Convert floating point numbers to string like sprintf/fprintf?

I am trying to export some floating point numbers into a csv/txt file. I would like to have a efficient way to control the space between numbers as well as the accuracy of the numbers, as we do in C:

fprintf(
fname, "%9.5f, %9.5f, %9.5f, %9.5f, %d\n",
y[i][1], y[i][2], y[i][3], y[i][4], d[i]
);

Here "%9.5f" is exactly what I want to implement in Mathematica. I searched for hours and can not get a good solution. NumberForm and PaddedForm only change the printing format, while others like SetAccuracy does not control the spaces. Any ideas? Many thanks.

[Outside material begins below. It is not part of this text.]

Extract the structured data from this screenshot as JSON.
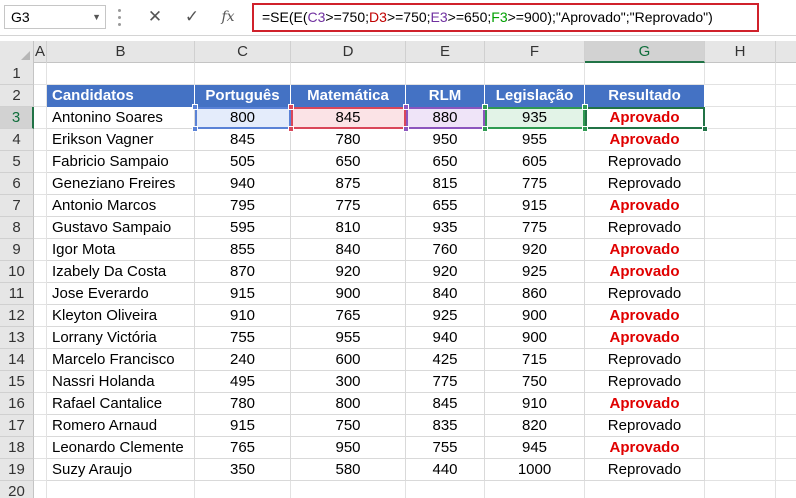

• Did any of the answers satisfied your need? There are things to do after your question is answered. It's a good idea to stay vigilant for some time, better approaches may come later improving over previous replies. Experienced users may point alternatives, caveats or limitations. New users should test answers before voting and wait 24 hours before accepting the best one. One weeks is enough wait. Participation is essential for the site, please do your part. Jul 9, 2018 at 22:34
• I just linked to my sprintf-like implementation as an answer to mathematica.stackexchange.com/a/246849/7936 May 29, 2021 at 10:25

The NumberFormoption NumberPadding does exactly what you want:

StringTemplate[", "] @@ (
NumberForm[#, {9, 5}, NumberPadding -> {" ", "0"}] & /@ {3.1, 5.1}
)

(* "    3.10000,     5.10000" *)

Mathematica has no real sprintf- or fprintf-equivalents. Others have asked about the problem.

We can, however, simulate sprintf format with Mathematica functions and a bit of manipulation. Here are some sample values to demonstrate the problems with direct use of NumberForm.

samples = {1.123, 12.12345, -12.12345, 123.12345,
1234.12345, -123.12345, -123.123455};

This is the expected result for samples using sprintf and %9.5f format.

1.123       "  1.12300"
12.12345    " 12.12345"
-12.12345   "-12.12345"
123.12345   "123.12345"
1234.12345  "1234.12345"
-123.12345  "-123.12345"
-123.123455 "-123.12346"

Let's try to create the same result in Mathematica. Unfortunately, NumberForm does not duplicate sprintf.

numberform =
ToString@NumberForm[#, {9, 5}, NumberPadding -> {" ", "0"}] & /@ samples;

The length of the NumberForm strings is 11, but the length of sprintf strings is 9 before overflow. A fix is to trim one or two leading blanks from the NumberForm strings with StringTrim. Here's a comparison of sprintf, using NumberForm alone, and combining StringTrim[#, RegularExpression["^ {1,2}"]] with NumberForm.

sprintf       NumberForm     StringTrim
"  1.12300"   "    1.12300"  "  1.12300"
" 12.12345"   "   12.12345"  " 12.12345"
"-12.12345"   "  -12.12345"  "-12.12345"
"123.12345"   "  123.12345"  "123.12345"
"1234.12345"  " 1234.12345"  "1234.12345"
"-123.12345"  " -123.12345"  "-123.12345"
"-123.12346"  " -123.12346"  "-123.12346"

To simulate how fprintf would work with some sample data, first, convert the floating-point values in y to sprintf format. Convert the value in d to a string with ToString[IntegerPart[d[[i]]]]. Next, separate the sprintf strings with comma and a space: ", ". Here are some sample values for y and d.

SeedRandom[1]
y = RandomReal[{-99, 99}, {1, 4}];
d = RandomInteger[10, 4];
i = 1;

floats = StringTrim[#, RegularExpression["^ {1,2}"]] & /@
(ToString@NumberForm[#, {9, 5}, NumberPadding -> {" ", "0"}] & /@
y[[i]]);

s = StringJoin[
Riffle[Flatten@{floats, ToString[IntegerPart[d[[i]]]]}, ", "]
];

s // InputForm

The result, s, simulates the output of sprintf("%9.5f, %9.5f, %9.5f, %9.5f, %d", ...).

" 62.84312, -76.93892,  57.32615, -61.81498, 3"

Finally, save the formatted values to a text file.